^[mp]        Append il to words starting with m or p
^r           Append ir to words starting with r

First time I've used Retina. It's a pretty neat language.

Try it online!

  • \$\begingroup\$ Very nice first try at a language! +1 \$\endgroup\$ – Arjun Apr 6 '17 at 8:22
  • \$\begingroup\$ And with that you have 2500 rep! Congratulations! \$\endgroup\$ – Arjun Apr 6 '17 at 8:23
  • \$\begingroup\$ And your user index is 26600! \$\endgroup\$ – Arjun Apr 6 '17 at 8:23
  • \$\begingroup\$ So much perfect base-10 ! \$\endgroup\$ – Arjun Apr 6 '17 at 8:24

Javascript, 72 71 66 61 60 59 bytes



Yeah, it's still longer than an existing solution. :)


In case this needs any explanation, I'm taking advantage of the q/h and m/p pairs by combining their index in the search string with a mod 4, then using that as the lookup into the prefix array.

  • \$\begingroup\$ Great answer. Save 1 byte using search instead of indexOf. And some more, I think, using & instead of % \$\endgroup\$ – edc65 Apr 6 '17 at 10:53
  • \$\begingroup\$ Thank you! I didn't know about search. Can't see how to make the & trick work - would be perfect if my array was only 4 elements. \$\endgroup\$ – Steve Bennett Apr 6 '17 at 11:07

C, 109 107 bytes


Try it online!


Mathematica, 107 bytes



StartOfString~~x:#:>#2<>x& is a pure function where the first argument is a string pattern to match at the beginning of the string and the second argument is a string to prepend to the match. It returns a delayed rule suitable for use within StringReplace. This is then applied to each of the pairs {{"q"|"h","dis"},{"l","il"},{"m"|"p","im"},{"r","ir"},{_,"un"}} resulting in the list of rules

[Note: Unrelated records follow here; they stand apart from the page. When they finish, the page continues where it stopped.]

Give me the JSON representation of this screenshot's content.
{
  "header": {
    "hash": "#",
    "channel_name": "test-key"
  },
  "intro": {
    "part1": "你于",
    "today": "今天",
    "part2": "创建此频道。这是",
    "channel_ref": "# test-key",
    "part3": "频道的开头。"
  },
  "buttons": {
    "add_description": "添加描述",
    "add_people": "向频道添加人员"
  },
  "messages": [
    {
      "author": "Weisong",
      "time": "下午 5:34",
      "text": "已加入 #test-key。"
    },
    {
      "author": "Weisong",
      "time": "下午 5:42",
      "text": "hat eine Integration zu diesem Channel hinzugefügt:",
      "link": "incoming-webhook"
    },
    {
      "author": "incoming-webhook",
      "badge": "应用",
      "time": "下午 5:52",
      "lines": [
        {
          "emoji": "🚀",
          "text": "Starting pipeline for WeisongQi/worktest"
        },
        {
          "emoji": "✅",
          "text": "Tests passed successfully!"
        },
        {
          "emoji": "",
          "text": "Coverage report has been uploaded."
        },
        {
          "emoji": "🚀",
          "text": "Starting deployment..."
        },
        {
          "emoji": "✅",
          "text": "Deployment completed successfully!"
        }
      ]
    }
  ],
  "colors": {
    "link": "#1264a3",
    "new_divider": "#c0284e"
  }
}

Finally this list is passed into StringReplace which gives an operator on strings.

  • 2
    \$\begingroup\$ Does Mathmatica have a builtin for everything? \$\endgroup\$ – user67719 Apr 5 '17 at 21:14

PHP, 101 Bytes

echo preg_match("#^(qu|[hlmpr])#",$argn,$t)?[qu=>dis,h=>dis,l=>il,m=>im,p=>im,r=>ir][$t[1]]:un,$argn;

Online Version


Excel 78 bytes

=TRIM(MID("  disdisil im im ir un",IFERROR(FIND(LEFT(A1),"qhlmpr"),7)*3,3))&A1

I found some close contenders using different methods that scored 81 bytes:


And 84 bytes:

=IFERROR(TRIM(MID("im disi"&LEFT(A1),MOD(FIND(LEFT(F1),"qlmhrp"),3)*3+1,3)),"un")&A1

REXX, 78 bytes

arg a
say s.p||a

Saves a few bytes by replying in UPPERCASE, e.g. potent -> IMPOTENT.


Perl, 49 + 1 (-p flag) = 50 bytes



perl -pe 's|^[hq]|dis$&|||s|^[lmr]|i$&$&|||s|p|imp|||s||un|' <<< responsible

Try it online.


Clojure, 65 bytes

#(str(get{\q"dis"\h"dis"\l"il"\m"im"\p"im"\r"ir"}(first %)"un")%)

Well this is boring... but I couldn't make it any shorter. At least there is very little whitespace.


OCaml, 85

(fun s->(match s.[0]with|'q'|'h'->"dis"|'l'->"il"|'m'|'p'->"im"|'r'->"ir"|_->"un")^s)

Anonymous function, uses pattern matching on its first char.


Your Answer

By clicking “Post Your Answer”, you agree to our terms of service, privacy policy and cookie policy